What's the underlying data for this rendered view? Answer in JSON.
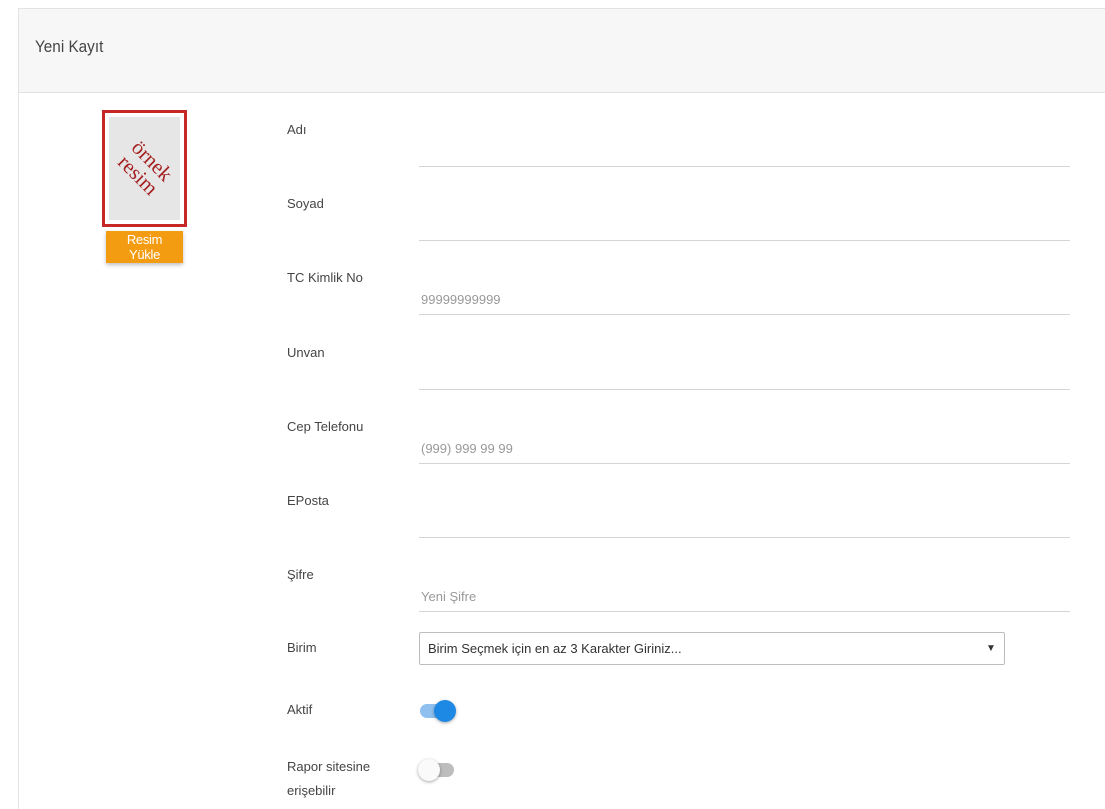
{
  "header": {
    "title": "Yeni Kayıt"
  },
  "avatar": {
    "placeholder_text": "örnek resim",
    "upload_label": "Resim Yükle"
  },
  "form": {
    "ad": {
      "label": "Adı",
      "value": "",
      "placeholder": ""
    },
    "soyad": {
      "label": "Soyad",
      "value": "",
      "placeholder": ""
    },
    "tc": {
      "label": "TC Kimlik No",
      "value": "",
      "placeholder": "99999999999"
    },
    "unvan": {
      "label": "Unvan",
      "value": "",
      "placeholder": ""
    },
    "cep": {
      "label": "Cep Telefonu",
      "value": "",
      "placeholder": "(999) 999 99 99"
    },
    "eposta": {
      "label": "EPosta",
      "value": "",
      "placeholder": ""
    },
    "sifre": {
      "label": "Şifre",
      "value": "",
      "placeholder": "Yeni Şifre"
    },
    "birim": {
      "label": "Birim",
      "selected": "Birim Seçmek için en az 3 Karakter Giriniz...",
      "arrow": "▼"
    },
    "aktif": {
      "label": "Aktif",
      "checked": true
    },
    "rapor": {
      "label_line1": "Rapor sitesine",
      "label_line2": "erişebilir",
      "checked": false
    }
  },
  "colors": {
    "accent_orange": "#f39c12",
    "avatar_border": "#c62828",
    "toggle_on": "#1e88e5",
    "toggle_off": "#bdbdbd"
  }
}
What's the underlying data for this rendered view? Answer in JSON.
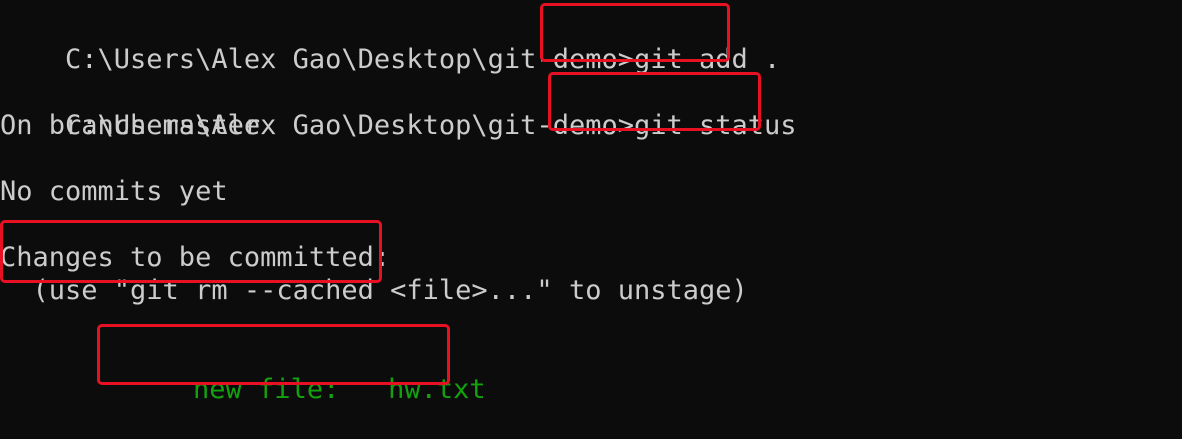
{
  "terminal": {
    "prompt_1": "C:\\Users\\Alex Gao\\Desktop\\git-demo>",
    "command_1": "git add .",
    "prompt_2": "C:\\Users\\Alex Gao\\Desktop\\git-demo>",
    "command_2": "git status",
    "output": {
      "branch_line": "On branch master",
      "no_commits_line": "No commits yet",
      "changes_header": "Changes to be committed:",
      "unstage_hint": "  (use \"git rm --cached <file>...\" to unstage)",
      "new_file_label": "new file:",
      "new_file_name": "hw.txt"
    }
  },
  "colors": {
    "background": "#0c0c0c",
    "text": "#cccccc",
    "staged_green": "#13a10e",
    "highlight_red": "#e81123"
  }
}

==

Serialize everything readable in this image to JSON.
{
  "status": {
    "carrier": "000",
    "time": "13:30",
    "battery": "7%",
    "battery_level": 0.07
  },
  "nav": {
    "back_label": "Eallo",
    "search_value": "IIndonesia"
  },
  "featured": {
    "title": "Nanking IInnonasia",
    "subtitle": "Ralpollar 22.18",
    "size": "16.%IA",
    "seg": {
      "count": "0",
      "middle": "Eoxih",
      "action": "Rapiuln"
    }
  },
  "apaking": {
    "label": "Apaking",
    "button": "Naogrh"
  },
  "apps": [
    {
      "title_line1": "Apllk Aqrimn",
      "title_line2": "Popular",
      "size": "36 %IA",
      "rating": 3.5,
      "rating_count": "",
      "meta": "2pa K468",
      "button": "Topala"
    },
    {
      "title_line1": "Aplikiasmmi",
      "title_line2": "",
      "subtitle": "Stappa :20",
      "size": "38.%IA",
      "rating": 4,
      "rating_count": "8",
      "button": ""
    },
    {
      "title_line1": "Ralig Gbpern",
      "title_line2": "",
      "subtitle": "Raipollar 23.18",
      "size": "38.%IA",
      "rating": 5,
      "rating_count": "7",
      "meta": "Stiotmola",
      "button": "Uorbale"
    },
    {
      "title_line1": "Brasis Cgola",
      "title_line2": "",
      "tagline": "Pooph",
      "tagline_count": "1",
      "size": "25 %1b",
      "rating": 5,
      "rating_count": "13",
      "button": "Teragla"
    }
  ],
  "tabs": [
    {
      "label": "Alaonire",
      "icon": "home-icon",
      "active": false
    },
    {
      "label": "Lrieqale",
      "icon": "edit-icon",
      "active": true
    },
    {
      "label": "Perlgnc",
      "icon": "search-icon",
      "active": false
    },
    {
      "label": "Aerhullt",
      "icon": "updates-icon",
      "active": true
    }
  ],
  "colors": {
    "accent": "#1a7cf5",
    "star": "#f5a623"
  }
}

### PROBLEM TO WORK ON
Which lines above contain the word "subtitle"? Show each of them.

### TASK OUTPUT
    "subtitle": "Ralpollar 22.18",
      "subtitle": "Stappa :20",
      "subtitle": "Raipollar 23.18",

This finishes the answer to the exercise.